Thanksgiving plans? Well, I don't really have any. Our family dinner is tomorrow at one of my kid's homes. This morning I was signed up to do a Turkey Trot in Raleigh but my body told me it didn't exactly want to get up at 5:00 am and run in 30-degree temps, so I slept in. I may go for a run later today if things warm up.
One thing I will definitely thank God for today is my work. I love the work I do immensely. Of course, work cannot provide ultimate fulfillment. I am God's child. In that fact lies my identity. But no task that glorifies him, no matter how menial, is to be despised.
Jesus proved this when he washed his disciples' feet. There need be no division between Mary and Martha, between the contemplative and the active life.
My running is as much an opportunity for devotion as is my academic study of the text. Even my "creative" work belongs first and foremost to God, who grants the inspiration. "God works in different ways, but it is the same God who does the work in all of us" (1 Cor. 12:6). My own productivity (be it agricultural or intellectual) is merely a response to God's creative work in me.
One test of our work is how it enhances or undermines the glory of God. Good work is always his creative work in us. He delights in using fragile pots of clay because "this makes it clear that our great power is from God, not from ourselves" (2 Cor. 4:7). "My work" is therefore an oxymoron. The paradox is that we choose to take credit for what we think we have done, and this attitude always breeds disastrous results.
This view of work is not without its mystery, of course, but it's not the mystery of why God would have us work.

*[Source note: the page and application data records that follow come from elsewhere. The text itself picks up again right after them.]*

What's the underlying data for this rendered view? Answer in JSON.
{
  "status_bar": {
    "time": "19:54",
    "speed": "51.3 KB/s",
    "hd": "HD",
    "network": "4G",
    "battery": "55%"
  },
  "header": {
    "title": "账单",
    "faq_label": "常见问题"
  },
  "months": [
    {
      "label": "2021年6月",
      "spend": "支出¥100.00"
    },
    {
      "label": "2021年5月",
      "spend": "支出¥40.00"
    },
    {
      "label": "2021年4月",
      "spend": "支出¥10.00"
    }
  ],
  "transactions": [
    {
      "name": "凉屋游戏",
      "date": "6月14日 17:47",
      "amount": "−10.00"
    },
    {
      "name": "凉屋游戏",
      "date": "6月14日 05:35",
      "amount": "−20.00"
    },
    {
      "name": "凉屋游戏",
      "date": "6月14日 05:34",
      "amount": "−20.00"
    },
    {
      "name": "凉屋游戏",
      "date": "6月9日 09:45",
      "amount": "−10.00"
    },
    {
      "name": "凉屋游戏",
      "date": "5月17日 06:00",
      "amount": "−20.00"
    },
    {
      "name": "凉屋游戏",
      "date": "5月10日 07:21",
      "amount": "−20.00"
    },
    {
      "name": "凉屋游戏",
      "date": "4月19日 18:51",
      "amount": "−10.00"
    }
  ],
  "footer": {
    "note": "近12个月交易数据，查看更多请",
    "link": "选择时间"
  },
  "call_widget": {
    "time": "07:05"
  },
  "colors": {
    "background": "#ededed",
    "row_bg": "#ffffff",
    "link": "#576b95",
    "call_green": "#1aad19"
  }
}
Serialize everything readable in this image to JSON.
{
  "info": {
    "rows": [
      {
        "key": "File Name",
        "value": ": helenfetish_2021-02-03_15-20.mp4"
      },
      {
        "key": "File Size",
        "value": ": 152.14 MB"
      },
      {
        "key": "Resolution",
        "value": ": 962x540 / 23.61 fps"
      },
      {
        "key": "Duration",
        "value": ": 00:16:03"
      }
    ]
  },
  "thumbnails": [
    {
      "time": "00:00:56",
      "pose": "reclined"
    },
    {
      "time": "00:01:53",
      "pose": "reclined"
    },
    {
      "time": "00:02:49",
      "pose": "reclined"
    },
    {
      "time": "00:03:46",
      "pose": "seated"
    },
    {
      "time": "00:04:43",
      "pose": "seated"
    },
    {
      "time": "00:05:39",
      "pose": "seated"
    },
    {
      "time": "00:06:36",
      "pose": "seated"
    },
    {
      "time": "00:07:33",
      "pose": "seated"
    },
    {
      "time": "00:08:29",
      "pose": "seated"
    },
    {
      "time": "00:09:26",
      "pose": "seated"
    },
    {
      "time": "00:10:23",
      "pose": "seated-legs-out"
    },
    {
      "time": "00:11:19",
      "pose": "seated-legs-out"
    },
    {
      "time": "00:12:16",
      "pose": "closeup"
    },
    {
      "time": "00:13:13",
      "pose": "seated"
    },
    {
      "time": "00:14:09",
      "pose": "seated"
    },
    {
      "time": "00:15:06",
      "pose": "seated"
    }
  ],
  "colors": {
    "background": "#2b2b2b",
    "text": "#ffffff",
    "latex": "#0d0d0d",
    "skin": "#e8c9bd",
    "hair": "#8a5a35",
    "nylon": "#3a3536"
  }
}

The mystery is how we, as frail and fallen human beings, can participate in the work of God on this earth.
And so, on this Thanksgiving Day 2021, I rejoice in my Savior, who has given me work to do. I may plant and water, but only he can make things grow. Glory to God.